Creativity is at the core of my business. And it’s also in my DNA, as a human being. I’ve played the piano since I was four, and music is my soul food. So overall, creativity is the single most motivational objective that rocks my world. It manifests itself in many and varied ways for different people – in art, music, dance, fashion, cuisine, even business, whatever form it takes. And I’m a firm believer that creativity is too precious to be taken for granted or wasted. We should carefully nurture any creative skills that we’re lucky enough to be gifted with. Which begs the question, can creativity be learned?

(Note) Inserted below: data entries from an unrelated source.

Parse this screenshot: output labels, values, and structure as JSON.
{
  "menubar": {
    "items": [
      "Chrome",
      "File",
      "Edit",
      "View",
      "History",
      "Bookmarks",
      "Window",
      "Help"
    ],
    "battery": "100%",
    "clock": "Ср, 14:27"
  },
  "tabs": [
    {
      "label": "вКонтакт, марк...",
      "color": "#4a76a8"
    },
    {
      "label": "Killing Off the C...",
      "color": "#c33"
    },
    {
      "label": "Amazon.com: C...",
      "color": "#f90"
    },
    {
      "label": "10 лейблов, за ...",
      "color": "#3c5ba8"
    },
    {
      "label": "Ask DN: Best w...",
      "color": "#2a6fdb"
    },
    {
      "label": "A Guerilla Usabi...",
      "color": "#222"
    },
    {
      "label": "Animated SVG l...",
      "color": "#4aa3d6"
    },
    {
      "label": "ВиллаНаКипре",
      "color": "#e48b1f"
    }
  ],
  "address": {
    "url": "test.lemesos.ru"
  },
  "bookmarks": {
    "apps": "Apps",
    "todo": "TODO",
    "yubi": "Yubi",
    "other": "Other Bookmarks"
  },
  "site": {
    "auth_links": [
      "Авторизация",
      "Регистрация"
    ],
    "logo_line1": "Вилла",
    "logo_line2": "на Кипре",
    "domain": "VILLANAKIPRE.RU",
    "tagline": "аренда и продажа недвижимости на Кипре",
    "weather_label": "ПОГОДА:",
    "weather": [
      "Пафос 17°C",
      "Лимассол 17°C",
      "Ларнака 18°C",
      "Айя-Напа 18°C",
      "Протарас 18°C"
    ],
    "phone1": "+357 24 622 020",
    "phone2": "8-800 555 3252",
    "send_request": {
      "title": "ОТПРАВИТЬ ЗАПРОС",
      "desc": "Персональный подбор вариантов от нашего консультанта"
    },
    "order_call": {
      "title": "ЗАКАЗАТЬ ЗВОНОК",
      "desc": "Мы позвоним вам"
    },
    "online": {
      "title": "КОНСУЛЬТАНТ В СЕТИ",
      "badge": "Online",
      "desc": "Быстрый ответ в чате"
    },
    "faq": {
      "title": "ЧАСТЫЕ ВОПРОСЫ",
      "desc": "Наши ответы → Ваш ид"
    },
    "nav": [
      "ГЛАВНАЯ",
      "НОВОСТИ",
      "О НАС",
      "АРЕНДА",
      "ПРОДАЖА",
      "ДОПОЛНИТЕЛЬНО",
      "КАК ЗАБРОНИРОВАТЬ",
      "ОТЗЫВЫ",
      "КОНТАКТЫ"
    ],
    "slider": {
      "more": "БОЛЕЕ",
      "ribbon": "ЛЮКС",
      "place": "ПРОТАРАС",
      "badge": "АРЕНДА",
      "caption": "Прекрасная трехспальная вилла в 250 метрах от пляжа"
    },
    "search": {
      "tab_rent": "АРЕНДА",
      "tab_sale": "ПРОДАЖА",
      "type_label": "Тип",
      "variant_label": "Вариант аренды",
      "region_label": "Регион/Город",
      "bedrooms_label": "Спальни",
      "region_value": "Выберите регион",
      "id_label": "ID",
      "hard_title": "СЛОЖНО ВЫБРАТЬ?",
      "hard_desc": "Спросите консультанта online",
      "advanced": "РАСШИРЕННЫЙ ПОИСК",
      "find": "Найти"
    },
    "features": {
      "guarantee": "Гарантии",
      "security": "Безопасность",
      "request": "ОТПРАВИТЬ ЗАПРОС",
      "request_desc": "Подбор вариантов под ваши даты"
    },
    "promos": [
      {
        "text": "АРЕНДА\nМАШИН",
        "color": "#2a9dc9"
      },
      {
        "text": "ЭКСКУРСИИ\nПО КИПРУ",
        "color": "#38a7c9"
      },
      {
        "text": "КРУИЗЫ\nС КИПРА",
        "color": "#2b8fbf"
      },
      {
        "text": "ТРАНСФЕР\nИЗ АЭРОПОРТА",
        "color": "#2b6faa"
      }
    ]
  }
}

Inspiration happens differently for everybody, too. Many creatives have flashes of genius in the middle of the night, or in the shower. For me personally, some of my most memorable ideas have originated when I’m pounding the treadmill, like the rotating carousel bar that was built into the base of a marquee to serve popcorn cocktails to arriving guests.
My clients look to me for ‘larger than life’ inspiration. And some of tell me that they envy my creativity. To this end, there’s a FAQ that crops up quite regularly, with clients, mentees, and when I’m doing speaking engagement…
“ARE WE BORN CREATIVE, OR CAN WE LEARN TO CULTIVATE CREATIVITY?”
My answer is both.
I believe that some people are born with exceptional creativity, like my friend the Tony award winning theatre actress Frances Ruffelle. My recent chat with her inspired this piece.
I was drawn like a magnet to Frances. I’m in awe of her creative talent. And I admire the way she encourages her children to focus their own creative energy, just like her mother, the ubiquitous Sylvia Young did, when Frances was making her way in the world.
Now, we weren’t all born to perform on the West End stage and see our names in lights. But I also believe that we can move mountains in life if we want something enough and put our minds to it. And how we can do this isn’t rocket science. It all comes down to this…
PRACTICE MAKES PERFECT
You might never be able to sing an encore-rousing aria if you were born tone deaf. But there’s always techniques and tools that you can learn about and practice again and again. You might not hit any dizzy heights. But you might pleasantly surprise yourself with how much you can achieve. That in itself is taking a creative approach to creativity.
Stanford University academic Tina Selig explains in her book ‘inGenius: A Crash Course on Creativity’ how –
“With enhanced creativity, instead of problems we see potential, instead of obstacles we see opportunities, and instead of challenges we see a chance to create solutions. Creativity is critically important in everything we do, including designing products, growing businesses, and building alliances between nations. We are literally inventing the future every moment. And these skills can be learned.”
In a nutshell, we all have it in us to enhance our own creativity and to apply it to building a better world, at home, in business, and to the benefit of society in general.
My ‘Events That Made Me’ podcast episode featuring Frances Rufelle is a brilliant insight in to using your imagination to create something fulfilling and rewarding, for yourself and also for others.
You can also read more about Tins Seelig’s “Innovation Engine” model for capturing and enhancing creativity, in her interview ‘Who Says Creativity Can’t Be Learned?’ with Business News Daily.
Thanks for sharing my thoughts on whether creativity can be learned or whether it’s simply a skill we are born with!